> _DESCRIPTION OF THE TASK_
In the listing below, find each line that holds "time" and list it.

<<<<

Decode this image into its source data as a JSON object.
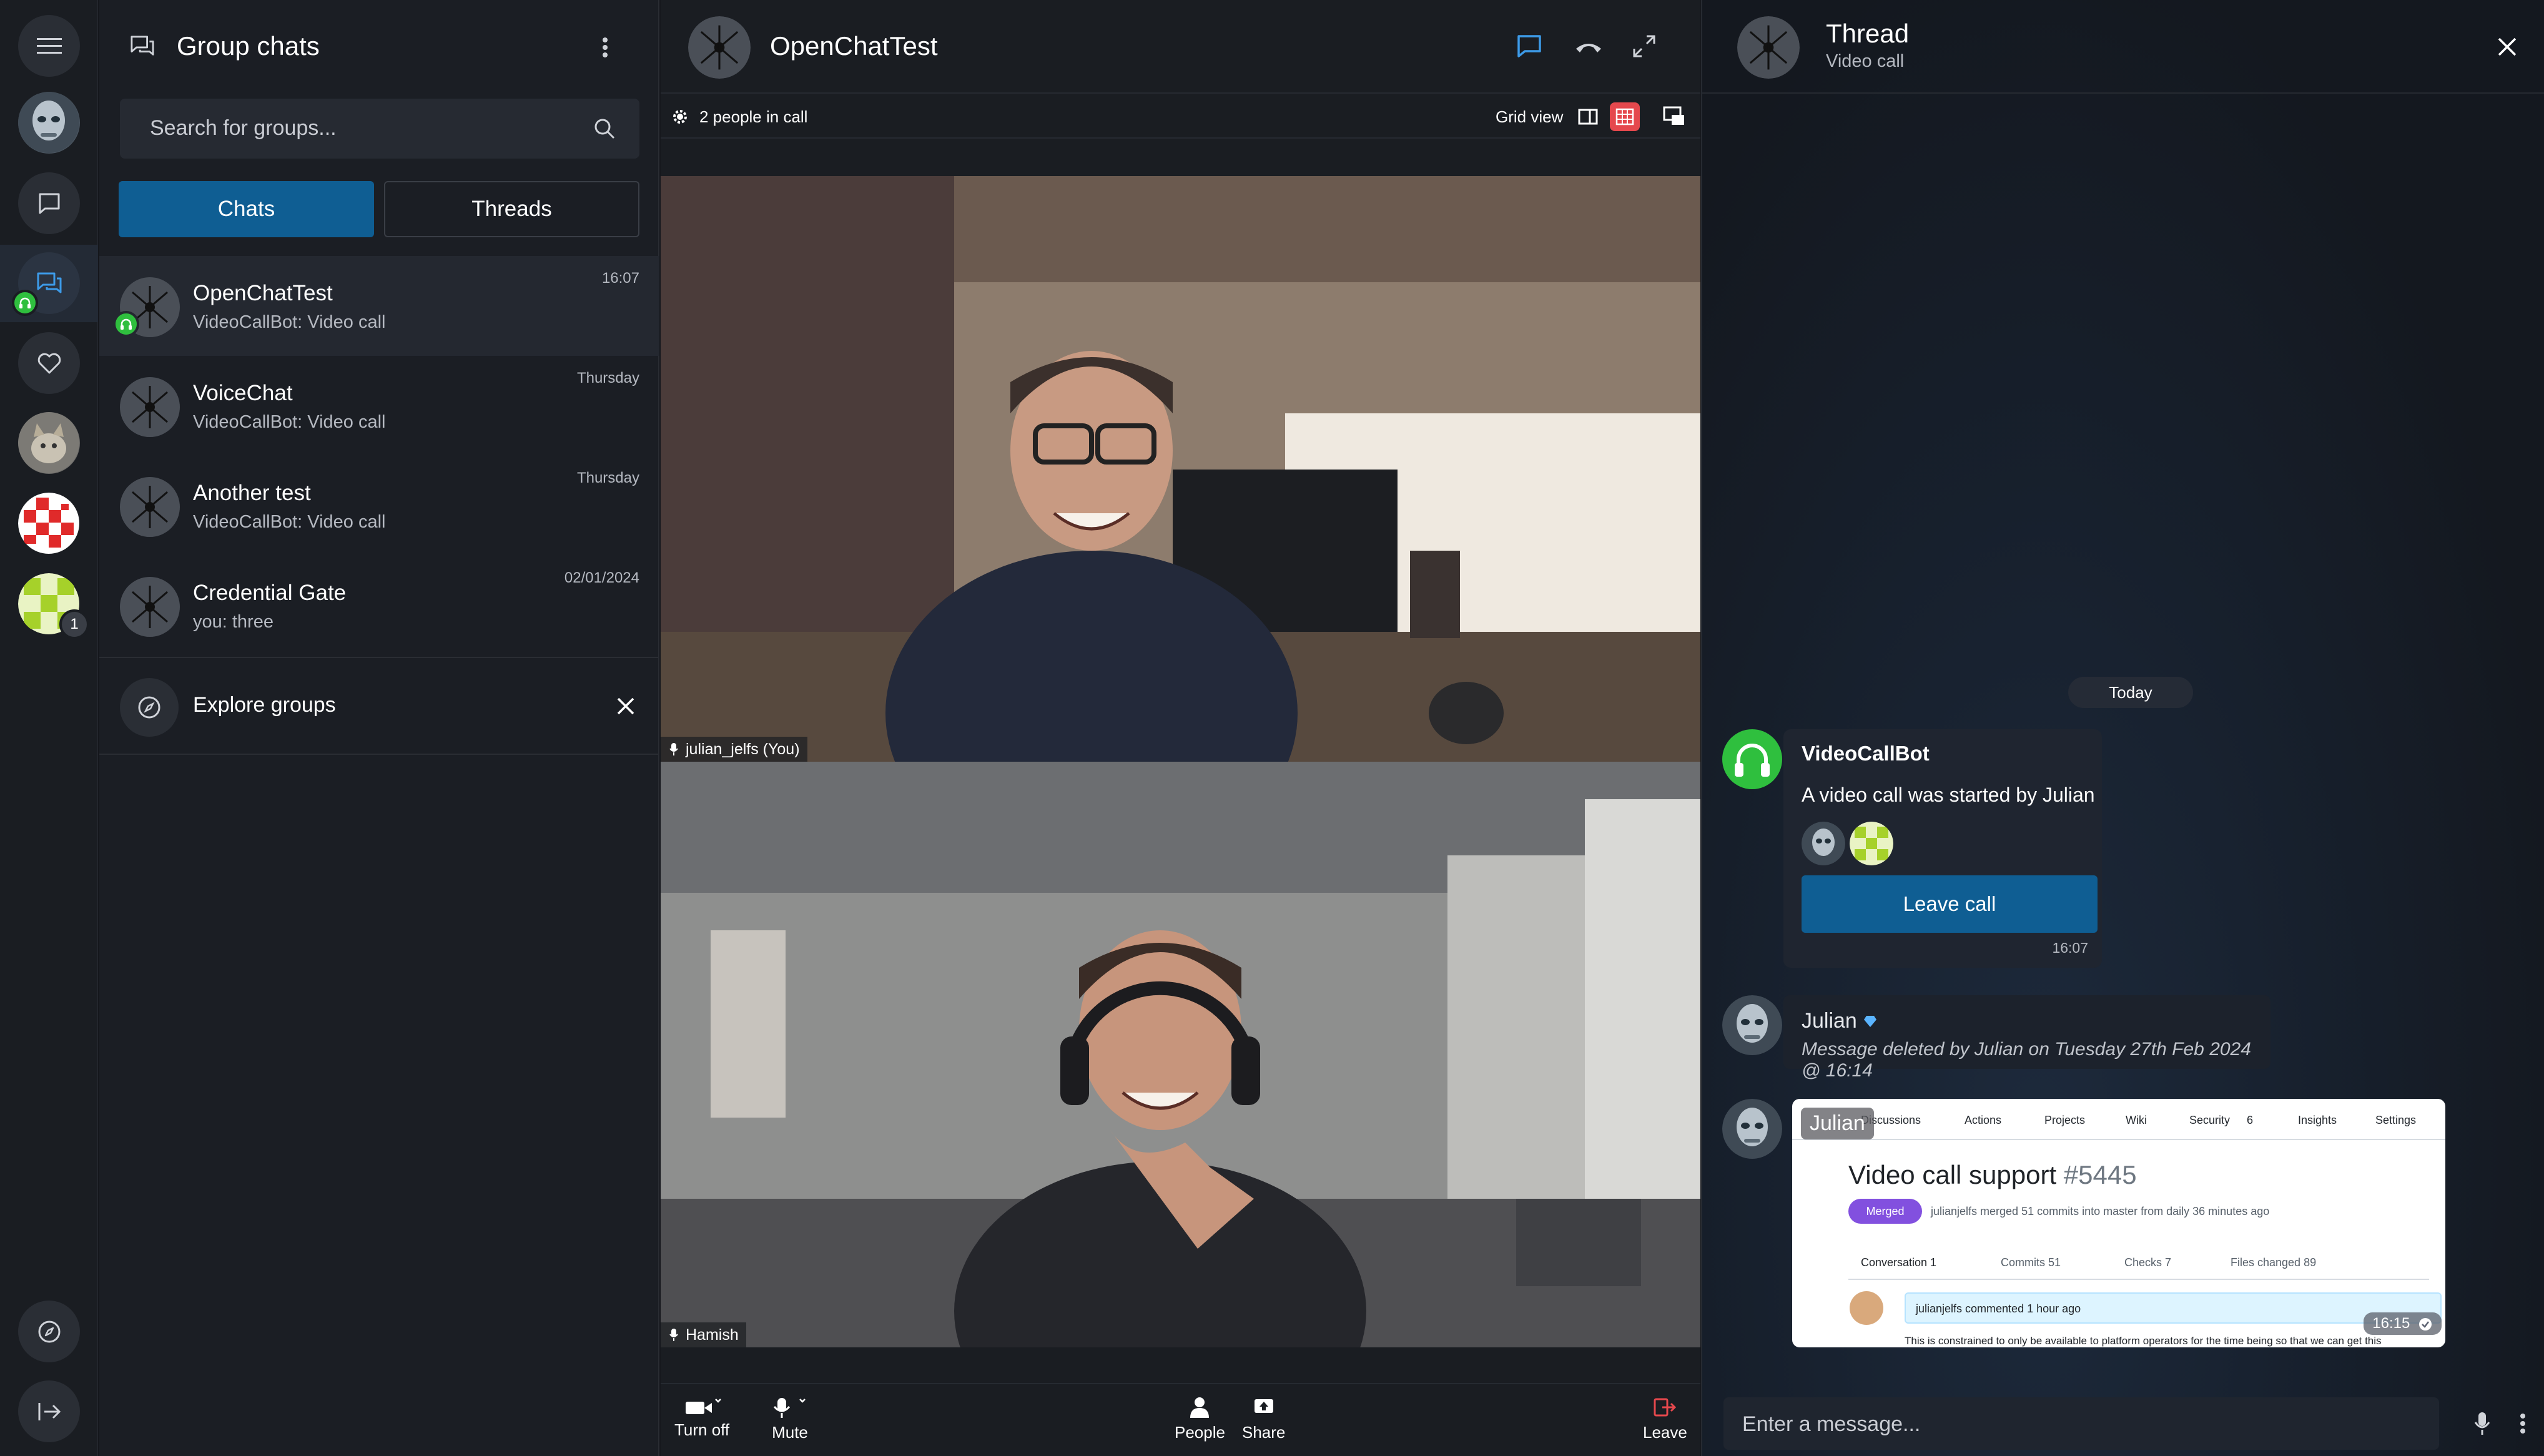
{
  "rail": {
    "unread_count": "1"
  },
  "groups": {
    "title": "Group chats",
    "search_placeholder": "Search for groups...",
    "tabs": {
      "chats": "Chats",
      "threads": "Threads"
    },
    "items": [
      {
        "name": "OpenChatTest",
        "sub": "VideoCallBot: Video call",
        "time": "16:07"
      },
      {
        "name": "VoiceChat",
        "sub": "VideoCallBot: Video call",
        "time": "Thursday"
      },
      {
        "name": "Another test",
        "sub": "VideoCallBot: Video call",
        "time": "Thursday"
      },
      {
        "name": "Credential Gate",
        "sub": "you: three",
        "time": "02/01/2024"
      }
    ],
    "explore": "Explore groups"
  },
  "call": {
    "title": "OpenChatTest",
    "people_in_call": "2 people in call",
    "grid_view": "Grid view",
    "participants": [
      "julian_jelfs (You)",
      "Hamish"
    ],
    "controls": {
      "turn_off": "Turn off",
      "mute": "Mute",
      "people": "People",
      "share": "Share",
      "leave": "Leave"
    }
  },
  "thread": {
    "title": "Thread",
    "subtitle": "Video call",
    "today": "Today",
    "bot_message": {
      "sender": "VideoCallBot",
      "text": "A video call was started by Julian",
      "button": "Leave call",
      "time": "16:07"
    },
    "deleted_message": {
      "sender": "Julian",
      "text": "Message deleted by Julian on Tuesday 27th Feb 2024 @ 16:14"
    },
    "image_message": {
      "sender": "Julian",
      "time": "16:15",
      "screenshot": {
        "tabs": [
          "Discussions",
          "Actions",
          "Projects",
          "Wiki",
          "Security",
          "Insights",
          "Settings"
        ],
        "security_count": "6",
        "pr_title": "Video call support",
        "pr_number": "#5445",
        "status": "Merged",
        "meta": "julianjelfs merged 51 commits into master from daily 36 minutes ago",
        "subtabs": [
          "Conversation 1",
          "Commits 51",
          "Checks 7",
          "Files changed 89"
        ],
        "comment_header": "julianjelfs commented 1 hour ago",
        "comment_text": "This is constrained to only be available to platform operators for the time being so that we can get this"
      }
    },
    "composer_placeholder": "Enter a message..."
  },
  "colors": {
    "accent": "#0f5e93",
    "bot_green": "#2fbf3e",
    "leave_red": "#e5484d"
  }
}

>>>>

> _YOUR RESPONSE_
        "time": "16:07"
        "time": "Thursday"
        "time": "Thursday"
        "time": "02/01/2024"
      "time": "16:07"
      "time": "16:15",
        "comment_text": "This is constrained to only be available to platform operators for the time being so that we can get this"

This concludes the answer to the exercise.